= YOUR OBJECTIVE =
The expected output is every line of the data exactly as shown, minus the images.
========================================================================
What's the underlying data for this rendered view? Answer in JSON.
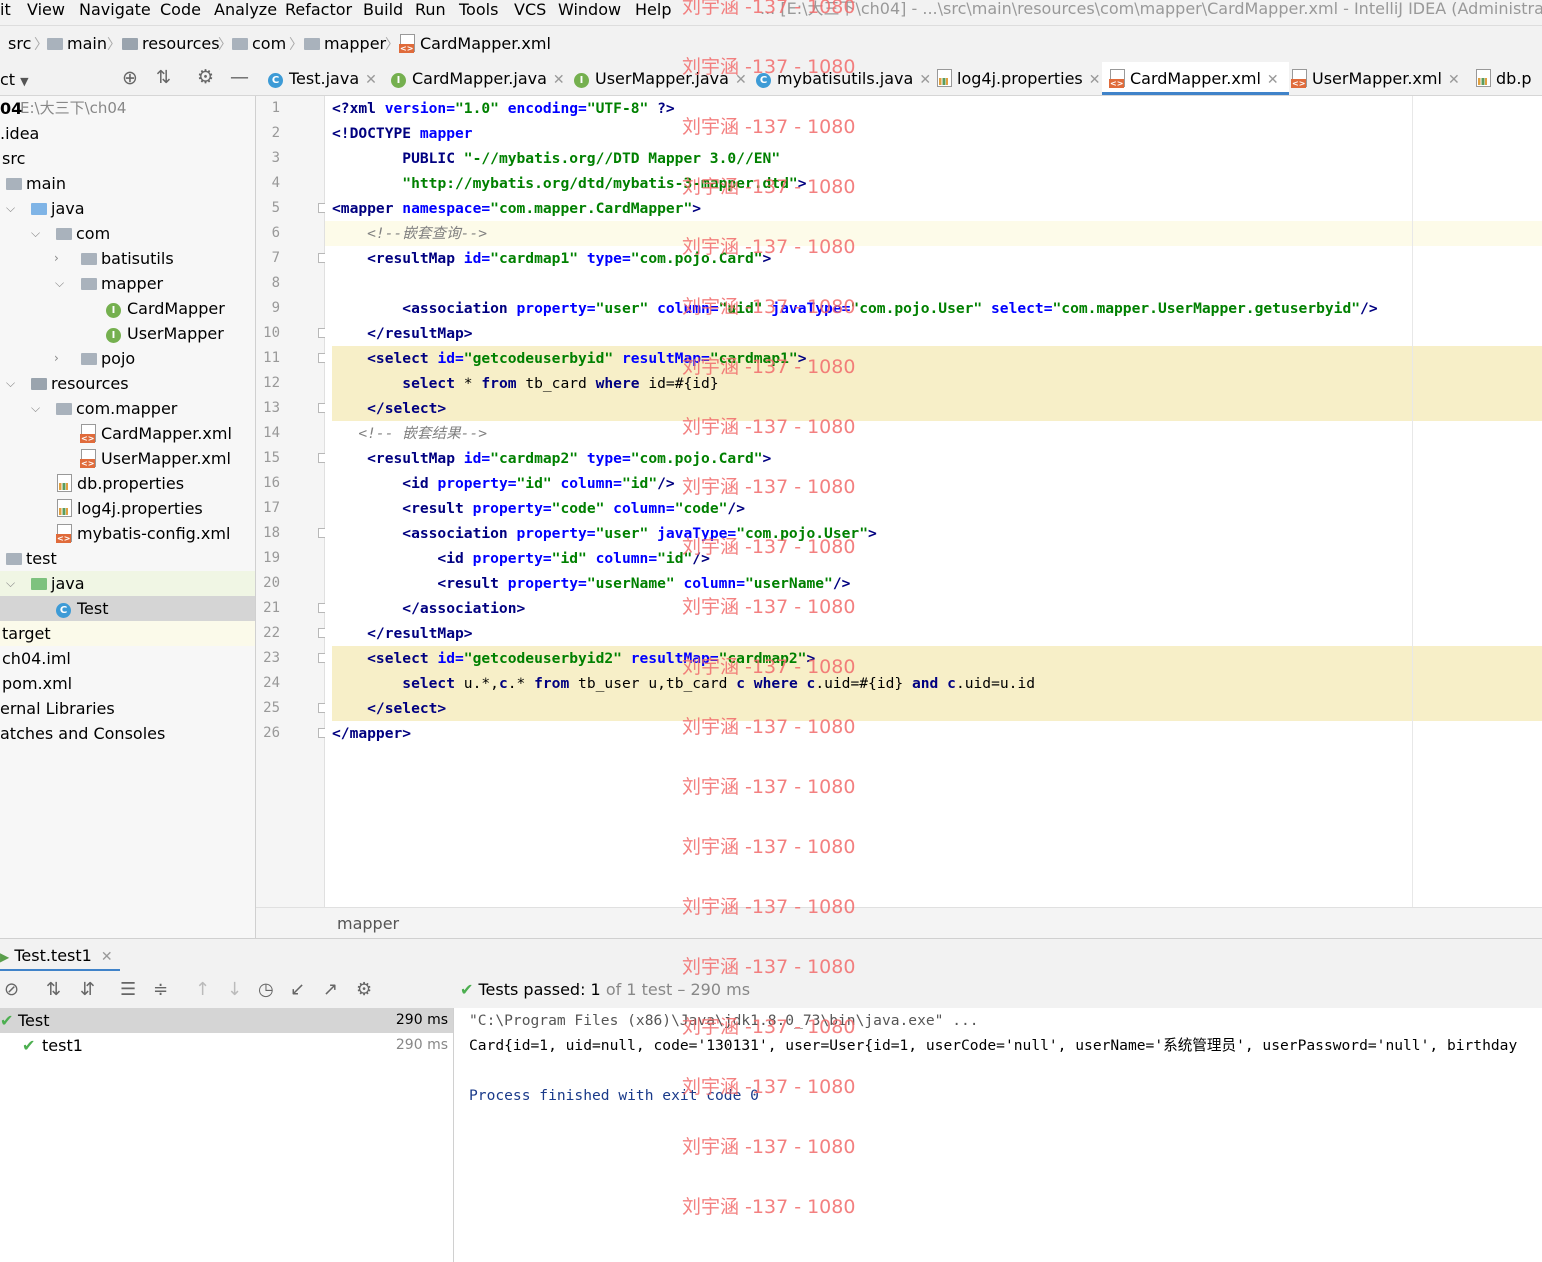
{
  "menu": {
    "items": [
      "it",
      "View",
      "Navigate",
      "Code",
      "Analyze",
      "Refactor",
      "Build",
      "Run",
      "Tools",
      "VCS",
      "Window",
      "Help"
    ],
    "window_title": "... [E:\\大三下\\ch04] - ...\\src\\main\\resources\\com\\mapper\\CardMapper.xml - IntelliJ IDEA (Administrator)"
  },
  "breadcrumb": [
    "src",
    "main",
    "resources",
    "com",
    "mapper",
    "CardMapper.xml"
  ],
  "project_panel": {
    "title": "ct",
    "tree": [
      {
        "label": "04",
        "extra": "E:\\大三下\\ch04",
        "indent": 0
      },
      {
        "label": ".idea",
        "indent": 0
      },
      {
        "label": "src",
        "indent": 0
      },
      {
        "label": "main",
        "indent": 1
      },
      {
        "label": "java",
        "indent": 2
      },
      {
        "label": "com",
        "indent": 3
      },
      {
        "label": "batisutils",
        "indent": 4
      },
      {
        "label": "mapper",
        "indent": 4
      },
      {
        "label": "CardMapper",
        "indent": 5
      },
      {
        "label": "UserMapper",
        "indent": 5
      },
      {
        "label": "pojo",
        "indent": 4
      },
      {
        "label": "resources",
        "indent": 2
      },
      {
        "label": "com.mapper",
        "indent": 3
      },
      {
        "label": "CardMapper.xml",
        "indent": 4
      },
      {
        "label": "UserMapper.xml",
        "indent": 4
      },
      {
        "label": "db.properties",
        "indent": 3
      },
      {
        "label": "log4j.properties",
        "indent": 3
      },
      {
        "label": "mybatis-config.xml",
        "indent": 3
      },
      {
        "label": "test",
        "indent": 1
      },
      {
        "label": "java",
        "indent": 2
      },
      {
        "label": "Test",
        "indent": 3
      },
      {
        "label": "target",
        "indent": 0
      },
      {
        "label": "ch04.iml",
        "indent": 0
      },
      {
        "label": "pom.xml",
        "indent": 0
      },
      {
        "label": "ernal Libraries",
        "indent": 0
      },
      {
        "label": "atches and Consoles",
        "indent": 0
      }
    ]
  },
  "tabs": [
    "Test.java",
    "CardMapper.java",
    "UserMapper.java",
    "mybatisutils.java",
    "log4j.properties",
    "CardMapper.xml",
    "UserMapper.xml",
    "db.p"
  ],
  "editor": {
    "line_numbers": [
      "1",
      "2",
      "3",
      "4",
      "5",
      "6",
      "7",
      "8",
      "9",
      "10",
      "11",
      "12",
      "13",
      "14",
      "15",
      "16",
      "17",
      "18",
      "19",
      "20",
      "21",
      "22",
      "23",
      "24",
      "25",
      "26"
    ],
    "code": {
      "l1a": "<?xml ",
      "l1b": "version=",
      "l1c": "\"1.0\"",
      "l1d": " encoding=",
      "l1e": "\"UTF-8\"",
      "l1f": " ?>",
      "l2a": "<!DOCTYPE ",
      "l2b": "mapper",
      "l3a": "        PUBLIC ",
      "l3b": "\"-//mybatis.org//DTD Mapper 3.0//EN\"",
      "l4a": "        ",
      "l4b": "\"http://mybatis.org/dtd/mybatis-3-mapper.dtd\"",
      "l4c": ">",
      "l5a": "<mapper ",
      "l5b": "namespace=",
      "l5c": "\"com.mapper.CardMapper\"",
      "l5d": ">",
      "l6": "    <!--嵌套查询-->",
      "l7a": "    <resultMap ",
      "l7b": "id=",
      "l7c": "\"cardmap1\"",
      "l7d": " type=",
      "l7e": "\"com.pojo.Card\"",
      "l7f": ">",
      "l9a": "        <association ",
      "l9b": "property=",
      "l9c": "\"user\"",
      "l9d": " column=",
      "l9e": "\"uid\"",
      "l9f": " javaType=",
      "l9g": "\"com.pojo.User\"",
      "l9h": " select=",
      "l9i": "\"com.mapper.UserMapper.getuserbyid\"",
      "l9j": "/>",
      "l10": "    </resultMap>",
      "l11a": "    <select ",
      "l11b": "id=",
      "l11c": "\"getcodeuserbyid\"",
      "l11d": " resultMap=",
      "l11e": "\"cardmap1\"",
      "l11f": ">",
      "l12a": "        select",
      "l12b": " * ",
      "l12c": "from",
      "l12d": " tb_card ",
      "l12e": "where",
      "l12f": " id=#{id}",
      "l13": "    </select>",
      "l14": "   <!-- 嵌套结果-->",
      "l15a": "    <resultMap ",
      "l15b": "id=",
      "l15c": "\"cardmap2\"",
      "l15d": " type=",
      "l15e": "\"com.pojo.Card\"",
      "l15f": ">",
      "l16a": "        <id ",
      "l16b": "property=",
      "l16c": "\"id\"",
      "l16d": " column=",
      "l16e": "\"id\"",
      "l16f": "/>",
      "l17a": "        <result ",
      "l17b": "property=",
      "l17c": "\"code\"",
      "l17d": " column=",
      "l17e": "\"code\"",
      "l17f": "/>",
      "l18a": "        <association ",
      "l18b": "property=",
      "l18c": "\"user\"",
      "l18d": " javaType=",
      "l18e": "\"com.pojo.User\"",
      "l18f": ">",
      "l19a": "            <id ",
      "l19b": "property=",
      "l19c": "\"id\"",
      "l19d": " column=",
      "l19e": "\"id\"",
      "l19f": "/>",
      "l20a": "            <result ",
      "l20b": "property=",
      "l20c": "\"userName\"",
      "l20d": " column=",
      "l20e": "\"userName\"",
      "l20f": "/>",
      "l21": "        </association>",
      "l22": "    </resultMap>",
      "l23a": "    <select ",
      "l23b": "id=",
      "l23c": "\"getcodeuserbyid2\"",
      "l23d": " resultMap=",
      "l23e": "\"cardmap2\"",
      "l23f": ">",
      "l24a": "        select",
      "l24b": " u.*,",
      "l24c": "c",
      "l24d": ".* ",
      "l24e": "from",
      "l24f": " tb_user u,tb_card ",
      "l24g": "c",
      "l24h": " ",
      "l24i": "where",
      "l24j": " ",
      "l24k": "c",
      "l24l": ".uid=#{id} ",
      "l24m": "and",
      "l24n": " ",
      "l24o": "c",
      "l24p": ".uid=u.id",
      "l25": "    </select>",
      "l26": "</mapper>"
    },
    "status_breadcrumb": "mapper"
  },
  "run_panel": {
    "tab_label": "Test.test1",
    "tests_passed_label": "Tests passed:",
    "tests_passed_count": "1",
    "tests_passed_detail": "of 1 test – 290 ms",
    "tree": [
      {
        "label": "Test",
        "time": "290 ms"
      },
      {
        "label": "test1",
        "time": "290 ms"
      }
    ],
    "console": [
      "\"C:\\Program Files (x86)\\Java\\jdk1.8.0_73\\bin\\java.exe\" ...",
      "Card{id=1, uid=null, code='130131', user=User{id=1, userCode='null', userName='系统管理员', userPassword='null', birthday",
      "",
      "Process finished with exit code 0"
    ]
  },
  "watermark": "刘宇涵 -137 - 1080"
}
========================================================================
= RESULT =
What's the underlying data for this rendered view? Answer in JSON.
{
  "menu": {
    "items": [
      "it",
      "View",
      "Navigate",
      "Code",
      "Analyze",
      "Refactor",
      "Build",
      "Run",
      "Tools",
      "VCS",
      "Window",
      "Help"
    ],
    "window_title": "... [E:\\大三下\\ch04] - ...\\src\\main\\resources\\com\\mapper\\CardMapper.xml - IntelliJ IDEA (Administrator)"
  },
  "breadcrumb": [
    "src",
    "main",
    "resources",
    "com",
    "mapper",
    "CardMapper.xml"
  ],
  "project_panel": {
    "title": "ct",
    "tree": [
      {
        "label": "04",
        "extra": "E:\\大三下\\ch04",
        "indent": 0
      },
      {
        "label": ".idea",
        "indent": 0
      },
      {
        "label": "src",
        "indent": 0
      },
      {
        "label": "main",
        "indent": 1
      },
      {
        "label": "java",
        "indent": 2
      },
      {
        "label": "com",
        "indent": 3
      },
      {
        "label": "batisutils",
        "indent": 4
      },
      {
        "label": "mapper",
        "indent": 4
      },
      {
        "label": "CardMapper",
        "indent": 5
      },
      {
        "label": "UserMapper",
        "indent": 5
      },
      {
        "label": "pojo",
        "indent": 4
      },
      {
        "label": "resources",
        "indent": 2
      },
      {
        "label": "com.mapper",
        "indent": 3
      },
      {
        "label": "CardMapper.xml",
        "indent": 4
      },
      {
        "label": "UserMapper.xml",
        "indent": 4
      },
      {
        "label": "db.properties",
        "indent": 3
      },
      {
        "label": "log4j.properties",
        "indent": 3
      },
      {
        "label": "mybatis-config.xml",
        "indent": 3
      },
      {
        "label": "test",
        "indent": 1
      },
      {
        "label": "java",
        "indent": 2
      },
      {
        "label": "Test",
        "indent": 3
      },
      {
        "label": "target",
        "indent": 0
      },
      {
        "label": "ch04.iml",
        "indent": 0
      },
      {
        "label": "pom.xml",
        "indent": 0
      },
      {
        "label": "ernal Libraries",
        "indent": 0
      },
      {
        "label": "atches and Consoles",
        "indent": 0
      }
    ]
  },
  "tabs": [
    "Test.java",
    "CardMapper.java",
    "UserMapper.java",
    "mybatisutils.java",
    "log4j.properties",
    "CardMapper.xml",
    "UserMapper.xml",
    "db.p"
  ],
  "editor": {
    "line_numbers": [
      "1",
      "2",
      "3",
      "4",
      "5",
      "6",
      "7",
      "8",
      "9",
      "10",
      "11",
      "12",
      "13",
      "14",
      "15",
      "16",
      "17",
      "18",
      "19",
      "20",
      "21",
      "22",
      "23",
      "24",
      "25",
      "26"
    ],
    "code": {
      "l1a": "<?xml ",
      "l1b": "version=",
      "l1c": "\"1.0\"",
      "l1d": " encoding=",
      "l1e": "\"UTF-8\"",
      "l1f": " ?>",
      "l2a": "<!DOCTYPE ",
      "l2b": "mapper",
      "l3a": "        PUBLIC ",
      "l3b": "\"-//mybatis.org//DTD Mapper 3.0//EN\"",
      "l4a": "        ",
      "l4b": "\"http://mybatis.org/dtd/mybatis-3-mapper.dtd\"",
      "l4c": ">",
      "l5a": "<mapper ",
      "l5b": "namespace=",
      "l5c": "\"com.mapper.CardMapper\"",
      "l5d": ">",
      "l6": "    <!--嵌套查询-->",
      "l7a": "    <resultMap ",
      "l7b": "id=",
      "l7c": "\"cardmap1\"",
      "l7d": " type=",
      "l7e": "\"com.pojo.Card\"",
      "l7f": ">",
      "l9a": "        <association ",
      "l9b": "property=",
      "l9c": "\"user\"",
      "l9d": " column=",
      "l9e": "\"uid\"",
      "l9f": " javaType=",
      "l9g": "\"com.pojo.User\"",
      "l9h": " select=",
      "l9i": "\"com.mapper.UserMapper.getuserbyid\"",
      "l9j": "/>",
      "l10": "    </resultMap>",
      "l11a": "    <select ",
      "l11b": "id=",
      "l11c": "\"getcodeuserbyid\"",
      "l11d": " resultMap=",
      "l11e": "\"cardmap1\"",
      "l11f": ">",
      "l12a": "        select",
      "l12b": " * ",
      "l12c": "from",
      "l12d": " tb_card ",
      "l12e": "where",
      "l12f": " id=#{id}",
      "l13": "    </select>",
      "l14": "   <!-- 嵌套结果-->",
      "l15a": "    <resultMap ",
      "l15b": "id=",
      "l15c": "\"cardmap2\"",
      "l15d": " type=",
      "l15e": "\"com.pojo.Card\"",
      "l15f": ">",
      "l16a": "        <id ",
      "l16b": "property=",
      "l16c": "\"id\"",
      "l16d": " column=",
      "l16e": "\"id\"",
      "l16f": "/>",
      "l17a": "        <result ",
      "l17b": "property=",
      "l17c": "\"code\"",
      "l17d": " column=",
      "l17e": "\"code\"",
      "l17f": "/>",
      "l18a": "        <association ",
      "l18b": "property=",
      "l18c": "\"user\"",
      "l18d": " javaType=",
      "l18e": "\"com.pojo.User\"",
      "l18f": ">",
      "l19a": "            <id ",
      "l19b": "property=",
      "l19c": "\"id\"",
      "l19d": " column=",
      "l19e": "\"id\"",
      "l19f": "/>",
      "l20a": "            <result ",
      "l20b": "property=",
      "l20c": "\"userName\"",
      "l20d": " column=",
      "l20e": "\"userName\"",
      "l20f": "/>",
      "l21": "        </association>",
      "l22": "    </resultMap>",
      "l23a": "    <select ",
      "l23b": "id=",
      "l23c": "\"getcodeuserbyid2\"",
      "l23d": " resultMap=",
      "l23e": "\"cardmap2\"",
      "l23f": ">",
      "l24a": "        select",
      "l24b": " u.*,",
      "l24c": "c",
      "l24d": ".* ",
      "l24e": "from",
      "l24f": " tb_user u,tb_card ",
      "l24g": "c",
      "l24h": " ",
      "l24i": "where",
      "l24j": " ",
      "l24k": "c",
      "l24l": ".uid=#{id} ",
      "l24m": "and",
      "l24n": " ",
      "l24o": "c",
      "l24p": ".uid=u.id",
      "l25": "    </select>",
      "l26": "</mapper>"
    },
    "status_breadcrumb": "mapper"
  },
  "run_panel": {
    "tab_label": "Test.test1",
    "tests_passed_label": "Tests passed:",
    "tests_passed_count": "1",
    "tests_passed_detail": "of 1 test – 290 ms",
    "tree": [
      {
        "label": "Test",
        "time": "290 ms"
      },
      {
        "label": "test1",
        "time": "290 ms"
      }
    ],
    "console": [
      "\"C:\\Program Files (x86)\\Java\\jdk1.8.0_73\\bin\\java.exe\" ...",
      "Card{id=1, uid=null, code='130131', user=User{id=1, userCode='null', userName='系统管理员', userPassword='null', birthday",
      "",
      "Process finished with exit code 0"
    ]
  },
  "watermark": "刘宇涵 -137 - 1080"
}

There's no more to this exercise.